**Exercise prompt:** From the entries below, report only the number of lines that contain the word "name".

**Supplied records:**
↓

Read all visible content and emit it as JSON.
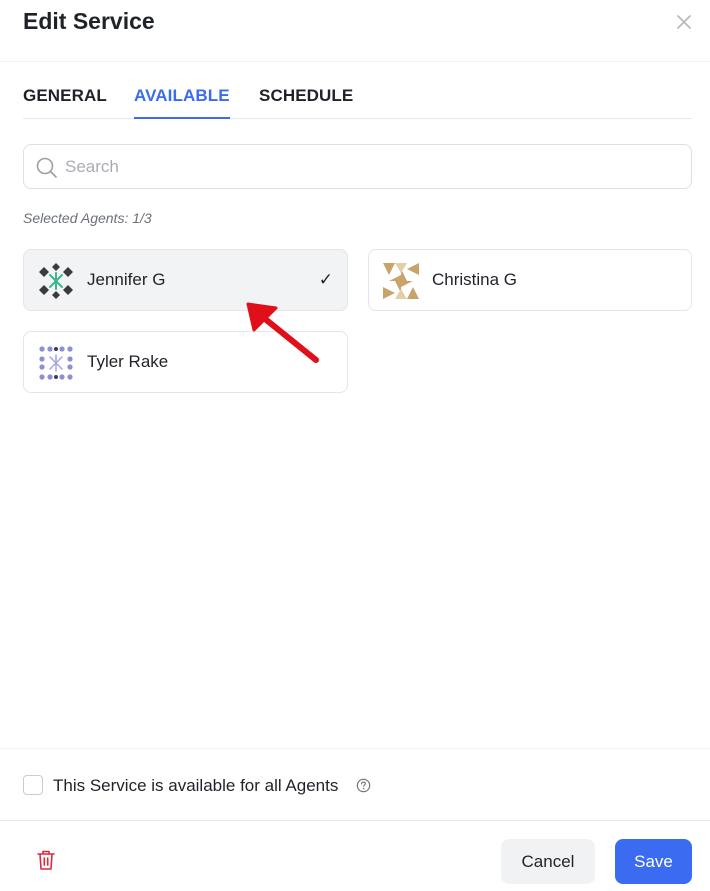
{
  "dialog": {
    "title": "Edit Service"
  },
  "tabs": [
    {
      "label": "GENERAL",
      "active": false
    },
    {
      "label": "AVAILABLE",
      "active": true
    },
    {
      "label": "SCHEDULE",
      "active": false
    }
  ],
  "search": {
    "placeholder": "Search",
    "value": ""
  },
  "selected_info": "Selected Agents: 1/3",
  "agents": [
    {
      "name": "Jennifer G",
      "selected": true,
      "check": "✓"
    },
    {
      "name": "Christina G",
      "selected": false
    },
    {
      "name": "Tyler Rake",
      "selected": false
    }
  ],
  "footer": {
    "all_agents_label": "This Service is available for all Agents",
    "all_agents_checked": false,
    "cancel_label": "Cancel",
    "save_label": "Save"
  },
  "colors": {
    "accent": "#3a6bf0",
    "danger": "#e0263d",
    "annotation": "#e0101a"
  }
}
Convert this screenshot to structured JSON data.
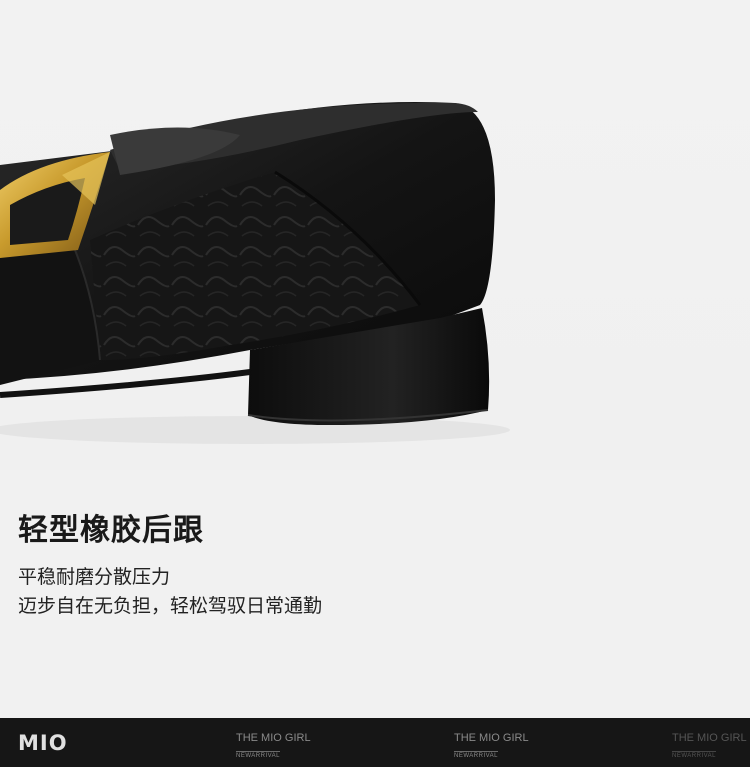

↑

**Answer box:** 3